WHAT YOU SHOULD DO |
Extract every line below that contains the word "More".

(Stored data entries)
Segment Open

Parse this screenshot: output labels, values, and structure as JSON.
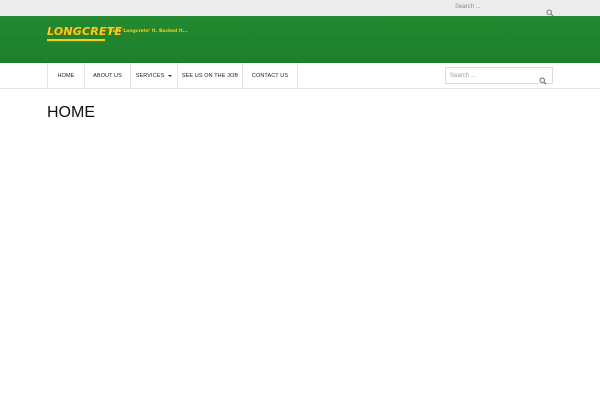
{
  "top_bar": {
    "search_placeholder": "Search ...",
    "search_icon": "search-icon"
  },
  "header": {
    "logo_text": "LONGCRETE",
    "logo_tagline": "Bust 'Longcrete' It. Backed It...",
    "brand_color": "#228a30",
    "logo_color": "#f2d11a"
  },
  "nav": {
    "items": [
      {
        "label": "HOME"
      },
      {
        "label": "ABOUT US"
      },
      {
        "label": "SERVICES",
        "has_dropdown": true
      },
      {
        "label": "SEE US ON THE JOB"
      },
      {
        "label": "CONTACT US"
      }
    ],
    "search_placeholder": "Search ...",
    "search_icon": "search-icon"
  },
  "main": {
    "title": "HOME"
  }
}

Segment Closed
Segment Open

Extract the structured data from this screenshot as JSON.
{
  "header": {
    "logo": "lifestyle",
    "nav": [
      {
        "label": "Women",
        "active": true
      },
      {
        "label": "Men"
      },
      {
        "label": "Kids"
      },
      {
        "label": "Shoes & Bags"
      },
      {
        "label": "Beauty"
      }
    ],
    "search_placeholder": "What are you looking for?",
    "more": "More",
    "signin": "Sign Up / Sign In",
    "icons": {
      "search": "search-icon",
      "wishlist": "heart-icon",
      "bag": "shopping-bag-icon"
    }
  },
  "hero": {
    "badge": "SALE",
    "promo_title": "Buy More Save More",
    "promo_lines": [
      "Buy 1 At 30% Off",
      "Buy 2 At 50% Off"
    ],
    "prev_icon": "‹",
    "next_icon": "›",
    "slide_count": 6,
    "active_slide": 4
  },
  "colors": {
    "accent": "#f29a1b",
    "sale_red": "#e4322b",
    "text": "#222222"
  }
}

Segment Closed

TASK SOLUTION |
    "more": "More",
    "promo_title": "Buy More Save More",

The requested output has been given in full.